WORK TO BE COMPLETED — Extract verbatim every line from the one containing "Enumerate this screenshot's" to the final line of the records below, inclusive, and exclude all pictures.

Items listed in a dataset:
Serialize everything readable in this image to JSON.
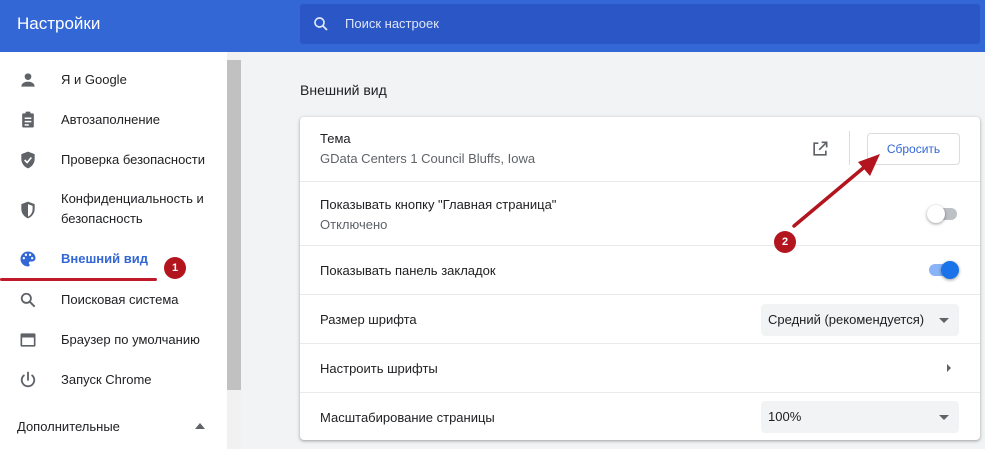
{
  "header": {
    "title": "Настройки",
    "search_placeholder": "Поиск настроек"
  },
  "sidebar": {
    "items": [
      {
        "label": "Я и Google",
        "icon": "person-icon",
        "active": false
      },
      {
        "label": "Автозаполнение",
        "icon": "clipboard-icon",
        "active": false
      },
      {
        "label": "Проверка безопасности",
        "icon": "shield-check-icon",
        "active": false
      },
      {
        "label": "Конфиденциальность и",
        "label2": "безопасность",
        "icon": "shield-icon",
        "active": false
      },
      {
        "label": "Внешний вид",
        "icon": "palette-icon",
        "active": true
      },
      {
        "label": "Поисковая система",
        "icon": "search-icon",
        "active": false
      },
      {
        "label": "Браузер по умолчанию",
        "icon": "browser-icon",
        "active": false
      },
      {
        "label": "Запуск Chrome",
        "icon": "power-icon",
        "active": false
      }
    ],
    "advanced_label": "Дополнительные"
  },
  "annotations": {
    "badge1": "1",
    "badge2": "2",
    "color": "#b3151f"
  },
  "main": {
    "section_title": "Внешний вид",
    "theme": {
      "label": "Тема",
      "value": "GData Centers 1 Council Bluffs, Iowa",
      "reset_label": "Сбросить"
    },
    "home_button": {
      "label": "Показывать кнопку \"Главная страница\"",
      "status": "Отключено",
      "enabled": false
    },
    "bookmarks_bar": {
      "label": "Показывать панель закладок",
      "enabled": true
    },
    "font_size": {
      "label": "Размер шрифта",
      "value": "Средний (рекомендуется)"
    },
    "customize_fonts": {
      "label": "Настроить шрифты"
    },
    "page_zoom": {
      "label": "Масштабирование страницы",
      "value": "100%"
    }
  },
  "colors": {
    "header_bg": "#3367d6",
    "accent": "#3367d6",
    "annotation": "#b3151f"
  }
}
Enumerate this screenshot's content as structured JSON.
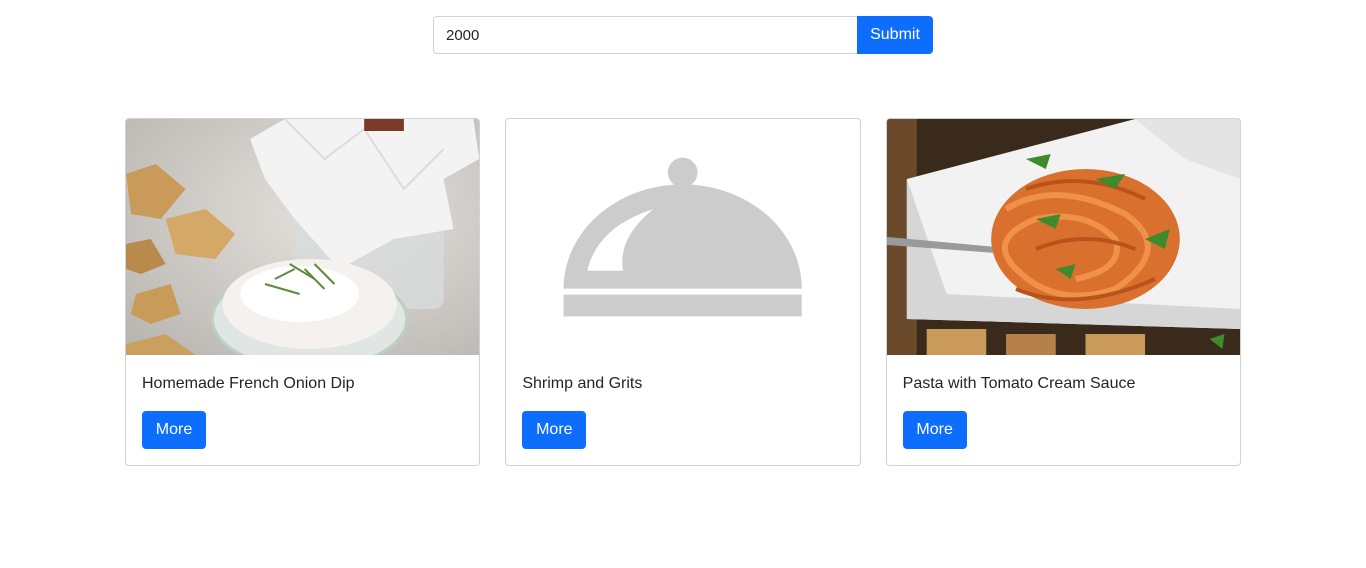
{
  "search": {
    "value": "2000",
    "submit_label": "Submit"
  },
  "recipes": [
    {
      "title": "Homemade French Onion Dip",
      "image": "french-onion-dip-photo",
      "more_label": "More"
    },
    {
      "title": "Shrimp and Grits",
      "image": "cloche-placeholder-icon",
      "more_label": "More"
    },
    {
      "title": "Pasta with Tomato Cream Sauce",
      "image": "pasta-tomato-cream-photo",
      "more_label": "More"
    }
  ],
  "colors": {
    "primary": "#0d6efd",
    "placeholder_gray": "#cccccc"
  }
}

WORKED SOLUTION —
Enumerate this screenshot's content as structured JSON.
{
  "search": {
    "value": "2000",
    "submit_label": "Submit"
  },
  "recipes": [
    {
      "title": "Homemade French Onion Dip",
      "image": "french-onion-dip-photo",
      "more_label": "More"
    },
    {
      "title": "Shrimp and Grits",
      "image": "cloche-placeholder-icon",
      "more_label": "More"
    },
    {
      "title": "Pasta with Tomato Cream Sauce",
      "image": "pasta-tomato-cream-photo",
      "more_label": "More"
    }
  ],
  "colors": {
    "primary": "#0d6efd",
    "placeholder_gray": "#cccccc"
  }
}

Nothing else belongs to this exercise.